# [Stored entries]
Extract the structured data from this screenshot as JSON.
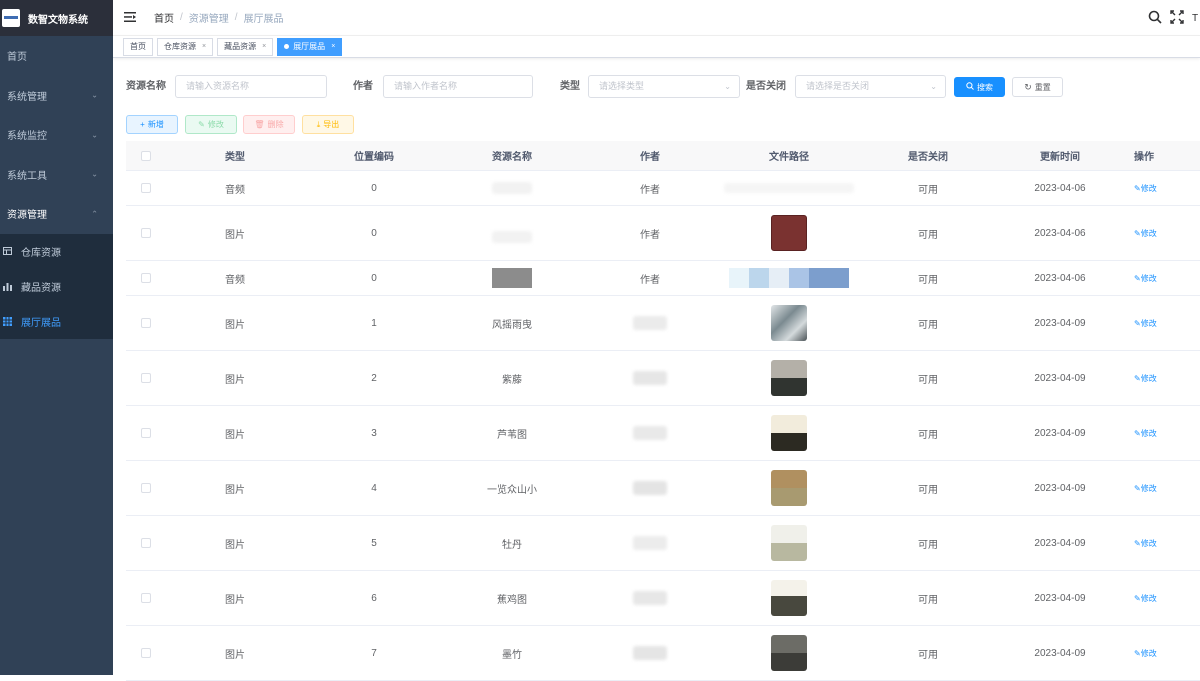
{
  "app": {
    "title": "数智文物系统"
  },
  "sidebar": {
    "items": [
      {
        "label": "首页"
      },
      {
        "label": "系统管理"
      },
      {
        "label": "系统监控"
      },
      {
        "label": "系统工具"
      },
      {
        "label": "资源管理"
      }
    ],
    "subitems": [
      {
        "label": "仓库资源",
        "icon": "table-icon"
      },
      {
        "label": "藏品资源",
        "icon": "chart-icon"
      },
      {
        "label": "展厅展品",
        "icon": "grid-icon"
      }
    ]
  },
  "breadcrumb": [
    "首页",
    "资源管理",
    "展厅展品"
  ],
  "tags": [
    {
      "label": "首页"
    },
    {
      "label": "仓库资源"
    },
    {
      "label": "藏品资源"
    },
    {
      "label": "展厅展品"
    }
  ],
  "search": {
    "name_label": "资源名称",
    "name_placeholder": "请输入资源名称",
    "author_label": "作者",
    "author_placeholder": "请输入作者名称",
    "type_label": "类型",
    "type_placeholder": "请选择类型",
    "close_label": "是否关闭",
    "close_placeholder": "请选择是否关闭",
    "search_btn": "搜索",
    "reset_btn": "重置"
  },
  "toolbar": {
    "add": "新增",
    "edit": "修改",
    "delete": "删除",
    "export": "导出"
  },
  "table": {
    "columns": [
      "类型",
      "位置编码",
      "资源名称",
      "作者",
      "文件路径",
      "是否关闭",
      "更新时间",
      "操作"
    ],
    "rows": [
      {
        "type": "音频",
        "pos": "0",
        "name": "",
        "author": "作者",
        "status": "可用",
        "time": "2023-04-06",
        "op": "修改"
      },
      {
        "type": "图片",
        "pos": "0",
        "name": "",
        "author": "作者",
        "status": "可用",
        "time": "2023-04-06",
        "op": "修改"
      },
      {
        "type": "音频",
        "pos": "0",
        "name": "",
        "author": "作者",
        "status": "可用",
        "time": "2023-04-06",
        "op": "修改"
      },
      {
        "type": "图片",
        "pos": "1",
        "name": "风摇雨曳",
        "author": "",
        "status": "可用",
        "time": "2023-04-09",
        "op": "修改"
      },
      {
        "type": "图片",
        "pos": "2",
        "name": "紫藤",
        "author": "",
        "status": "可用",
        "time": "2023-04-09",
        "op": "修改"
      },
      {
        "type": "图片",
        "pos": "3",
        "name": "芦苇图",
        "author": "",
        "status": "可用",
        "time": "2023-04-09",
        "op": "修改"
      },
      {
        "type": "图片",
        "pos": "4",
        "name": "一览众山小",
        "author": "",
        "status": "可用",
        "time": "2023-04-09",
        "op": "修改"
      },
      {
        "type": "图片",
        "pos": "5",
        "name": "牡丹",
        "author": "",
        "status": "可用",
        "time": "2023-04-09",
        "op": "修改"
      },
      {
        "type": "图片",
        "pos": "6",
        "name": "蕉鸡图",
        "author": "",
        "status": "可用",
        "time": "2023-04-09",
        "op": "修改"
      },
      {
        "type": "图片",
        "pos": "7",
        "name": "墨竹",
        "author": "",
        "status": "可用",
        "time": "2023-04-09",
        "op": "修改"
      }
    ]
  }
}
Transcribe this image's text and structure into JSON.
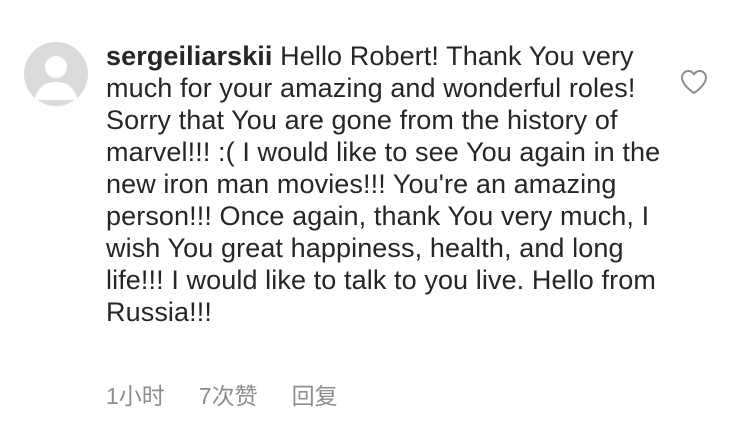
{
  "comment": {
    "username": "sergeiliarskii",
    "text": "Hello Robert! Thank You very much for your amazing and wonderful roles! Sorry that You are gone from the history of marvel!!! :( I would like to see You again in the new iron man movies!!! You're an amazing person!!! Once again, thank You very much, I wish You great happiness, health, and long life!!! I would like to talk to you live. Hello from Russia!!!",
    "time": "1小时",
    "likes": "7次赞",
    "reply_label": "回复",
    "avatar_icon": "default-avatar-icon",
    "like_icon": "heart-outline-icon"
  },
  "colors": {
    "text": "#262626",
    "meta": "#8e8e8e",
    "avatar_bg": "#dbdbdb",
    "avatar_fg": "#ffffff"
  }
}
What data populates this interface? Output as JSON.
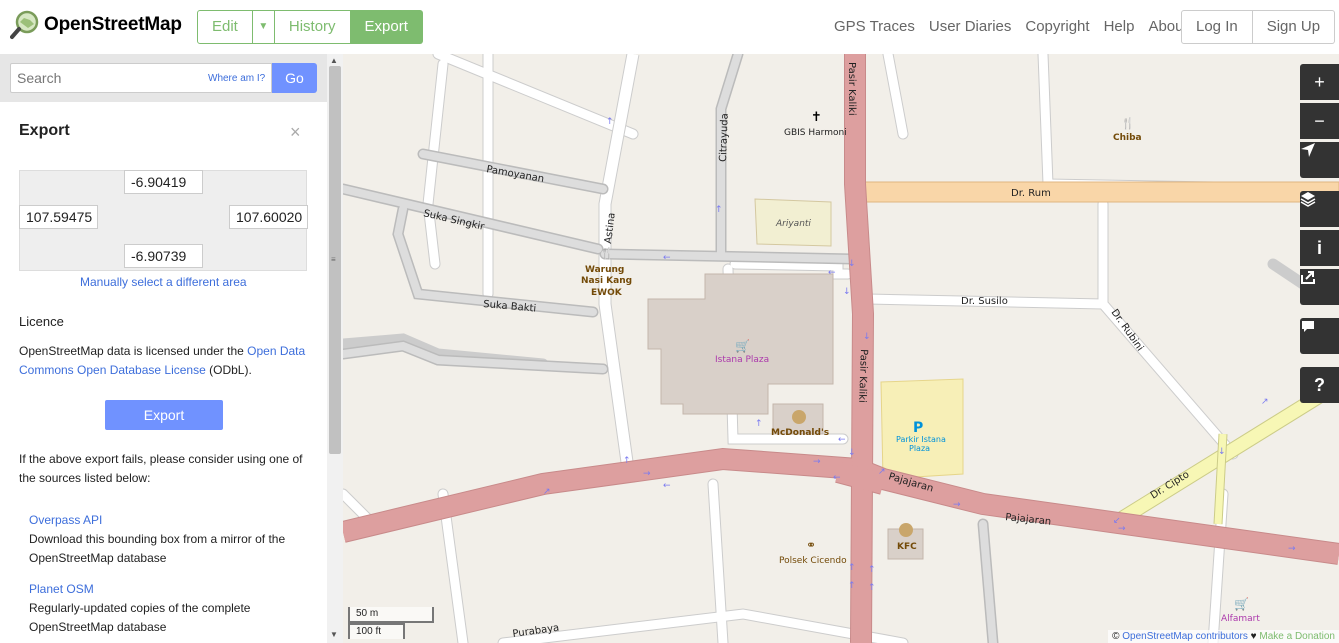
{
  "header": {
    "title": "OpenStreetMap",
    "edit_label": "Edit",
    "history_label": "History",
    "export_label": "Export",
    "nav": [
      "GPS Traces",
      "User Diaries",
      "Copyright",
      "Help",
      "About"
    ],
    "login_label": "Log In",
    "signup_label": "Sign Up"
  },
  "search": {
    "placeholder": "Search",
    "where_am_i": "Where am I?",
    "go_label": "Go"
  },
  "export": {
    "title": "Export",
    "close": "×",
    "bbox": {
      "top": "-6.90419",
      "left": "107.59475",
      "right": "107.60020",
      "bottom": "-6.90739"
    },
    "manual_select": "Manually select a different area",
    "licence_heading": "Licence",
    "licence_pre": "OpenStreetMap data is licensed under the ",
    "licence_link": "Open Data Commons Open Database License",
    "licence_post": " (ODbL).",
    "export_button": "Export",
    "fail_text": "If the above export fails, please consider using one of the sources listed below:",
    "sources": [
      {
        "name": "Overpass API",
        "desc": "Download this bounding box from a mirror of the OpenStreetMap database"
      },
      {
        "name": "Planet OSM",
        "desc": "Regularly-updated copies of the complete OpenStreetMap database"
      }
    ]
  },
  "map": {
    "streets": {
      "pasir_kaliki": "Pasir Kaliki",
      "dr_rum": "Dr. Rum",
      "dr_susilo": "Dr. Susilo",
      "dr_rubini": "Dr. Rubini",
      "dr_cipto": "Dr. Cipto",
      "pajajaran": "Pajajaran",
      "pamoyanan": "Pamoyanan",
      "suka_singkir": "Suka Singkir",
      "suka_bakti": "Suka Bakti",
      "astina": "Astina",
      "citrayuda": "Citrayuda",
      "purabaya": "Purabaya"
    },
    "pois": {
      "gbis": "GBIS Harmoni",
      "chiba": "Chiba",
      "ariyanti": "Ariyanti",
      "warung_1": "Warung",
      "warung_2": "Nasi Kang",
      "warung_3": "EWOK",
      "istana_plaza": "Istana Plaza",
      "mcdonalds": "McDonald's",
      "parkir_1": "Parkir Istana",
      "parkir_2": "Plaza",
      "kfc": "KFC",
      "polsek": "Polsek Cicendo",
      "alfamart": "Alfamart"
    },
    "scale_m": "50 m",
    "scale_ft": "100 ft",
    "attribution_prefix": "© ",
    "attribution_link": "OpenStreetMap contributors",
    "attribution_heart": " ♥ ",
    "attribution_donate": "Make a Donation",
    "controls": {
      "zoom_in": "+",
      "zoom_out": "−",
      "info": "i",
      "help": "?"
    }
  }
}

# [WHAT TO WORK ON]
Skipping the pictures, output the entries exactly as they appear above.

# [TASK RESPONSE]
Extract the structured data from this screenshot as JSON.
{
  "app": {
    "title": "数智文物系统"
  },
  "sidebar": {
    "items": [
      {
        "label": "首页"
      },
      {
        "label": "系统管理"
      },
      {
        "label": "系统监控"
      },
      {
        "label": "系统工具"
      },
      {
        "label": "资源管理"
      }
    ],
    "subitems": [
      {
        "label": "仓库资源",
        "icon": "table-icon"
      },
      {
        "label": "藏品资源",
        "icon": "chart-icon"
      },
      {
        "label": "展厅展品",
        "icon": "grid-icon"
      }
    ]
  },
  "breadcrumb": [
    "首页",
    "资源管理",
    "展厅展品"
  ],
  "tags": [
    {
      "label": "首页"
    },
    {
      "label": "仓库资源"
    },
    {
      "label": "藏品资源"
    },
    {
      "label": "展厅展品"
    }
  ],
  "search": {
    "name_label": "资源名称",
    "name_placeholder": "请输入资源名称",
    "author_label": "作者",
    "author_placeholder": "请输入作者名称",
    "type_label": "类型",
    "type_placeholder": "请选择类型",
    "close_label": "是否关闭",
    "close_placeholder": "请选择是否关闭",
    "search_btn": "搜索",
    "reset_btn": "重置"
  },
  "toolbar": {
    "add": "新增",
    "edit": "修改",
    "delete": "删除",
    "export": "导出"
  },
  "table": {
    "columns": [
      "类型",
      "位置编码",
      "资源名称",
      "作者",
      "文件路径",
      "是否关闭",
      "更新时间",
      "操作"
    ],
    "rows": [
      {
        "type": "音频",
        "pos": "0",
        "name": "",
        "author": "作者",
        "status": "可用",
        "time": "2023-04-06",
        "op": "修改"
      },
      {
        "type": "图片",
        "pos": "0",
        "name": "",
        "author": "作者",
        "status": "可用",
        "time": "2023-04-06",
        "op": "修改"
      },
      {
        "type": "音频",
        "pos": "0",
        "name": "",
        "author": "作者",
        "status": "可用",
        "time": "2023-04-06",
        "op": "修改"
      },
      {
        "type": "图片",
        "pos": "1",
        "name": "风摇雨曳",
        "author": "",
        "status": "可用",
        "time": "2023-04-09",
        "op": "修改"
      },
      {
        "type": "图片",
        "pos": "2",
        "name": "紫藤",
        "author": "",
        "status": "可用",
        "time": "2023-04-09",
        "op": "修改"
      },
      {
        "type": "图片",
        "pos": "3",
        "name": "芦苇图",
        "author": "",
        "status": "可用",
        "time": "2023-04-09",
        "op": "修改"
      },
      {
        "type": "图片",
        "pos": "4",
        "name": "一览众山小",
        "author": "",
        "status": "可用",
        "time": "2023-04-09",
        "op": "修改"
      },
      {
        "type": "图片",
        "pos": "5",
        "name": "牡丹",
        "author": "",
        "status": "可用",
        "time": "2023-04-09",
        "op": "修改"
      },
      {
        "type": "图片",
        "pos": "6",
        "name": "蕉鸡图",
        "author": "",
        "status": "可用",
        "time": "2023-04-09",
        "op": "修改"
      },
      {
        "type": "图片",
        "pos": "7",
        "name": "墨竹",
        "author": "",
        "status": "可用",
        "time": "2023-04-09",
        "op": "修改"
      }
    ]
  }
}
Transcribe this image's text and structure into JSON.
{
  "comment": {
    "username": "sergeiliarskii",
    "text": "Hello Robert! Thank You very much for your amazing and wonderful roles! Sorry that You are gone from the history of marvel!!! :( I would like to see You again in the new iron man movies!!! You're an amazing person!!! Once again, thank You very much, I wish You great happiness, health, and long life!!! I would like to talk to you live. Hello from Russia!!!",
    "time": "1小时",
    "likes": "7次赞",
    "reply_label": "回复",
    "avatar_icon": "default-avatar-icon",
    "like_icon": "heart-outline-icon"
  },
  "colors": {
    "text": "#262626",
    "meta": "#8e8e8e",
    "avatar_bg": "#dbdbdb",
    "avatar_fg": "#ffffff"
  }
}
What data populates this interface? Output as JSON.
{
  "header": {
    "title": "OpenStreetMap",
    "edit_label": "Edit",
    "history_label": "History",
    "export_label": "Export",
    "nav": [
      "GPS Traces",
      "User Diaries",
      "Copyright",
      "Help",
      "About"
    ],
    "login_label": "Log In",
    "signup_label": "Sign Up"
  },
  "search": {
    "placeholder": "Search",
    "where_am_i": "Where am I?",
    "go_label": "Go"
  },
  "export": {
    "title": "Export",
    "close": "×",
    "bbox": {
      "top": "-6.90419",
      "left": "107.59475",
      "right": "107.60020",
      "bottom": "-6.90739"
    },
    "manual_select": "Manually select a different area",
    "licence_heading": "Licence",
    "licence_pre": "OpenStreetMap data is licensed under the ",
    "licence_link": "Open Data Commons Open Database License",
    "licence_post": " (ODbL).",
    "export_button": "Export",
    "fail_text": "If the above export fails, please consider using one of the sources listed below:",
    "sources": [
      {
        "name": "Overpass API",
        "desc": "Download this bounding box from a mirror of the OpenStreetMap database"
      },
      {
        "name": "Planet OSM",
        "desc": "Regularly-updated copies of the complete OpenStreetMap database"
      }
    ]
  },
  "map": {
    "streets": {
      "pasir_kaliki": "Pasir Kaliki",
      "dr_rum": "Dr. Rum",
      "dr_susilo": "Dr. Susilo",
      "dr_rubini": "Dr. Rubini",
      "dr_cipto": "Dr. Cipto",
      "pajajaran": "Pajajaran",
      "pamoyanan": "Pamoyanan",
      "suka_singkir": "Suka Singkir",
      "suka_bakti": "Suka Bakti",
      "astina": "Astina",
      "citrayuda": "Citrayuda",
      "purabaya": "Purabaya"
    },
    "pois": {
      "gbis": "GBIS Harmoni",
      "chiba": "Chiba",
      "ariyanti": "Ariyanti",
      "warung_1": "Warung",
      "warung_2": "Nasi Kang",
      "warung_3": "EWOK",
      "istana_plaza": "Istana Plaza",
      "mcdonalds": "McDonald's",
      "parkir_1": "Parkir Istana",
      "parkir_2": "Plaza",
      "kfc": "KFC",
      "polsek": "Polsek Cicendo",
      "alfamart": "Alfamart"
    },
    "scale_m": "50 m",
    "scale_ft": "100 ft",
    "attribution_prefix": "© ",
    "attribution_link": "OpenStreetMap contributors",
    "attribution_heart": " ♥ ",
    "attribution_donate": "Make a Donation",
    "controls": {
      "zoom_in": "+",
      "zoom_out": "−",
      "info": "i",
      "help": "?"
    }
  }
}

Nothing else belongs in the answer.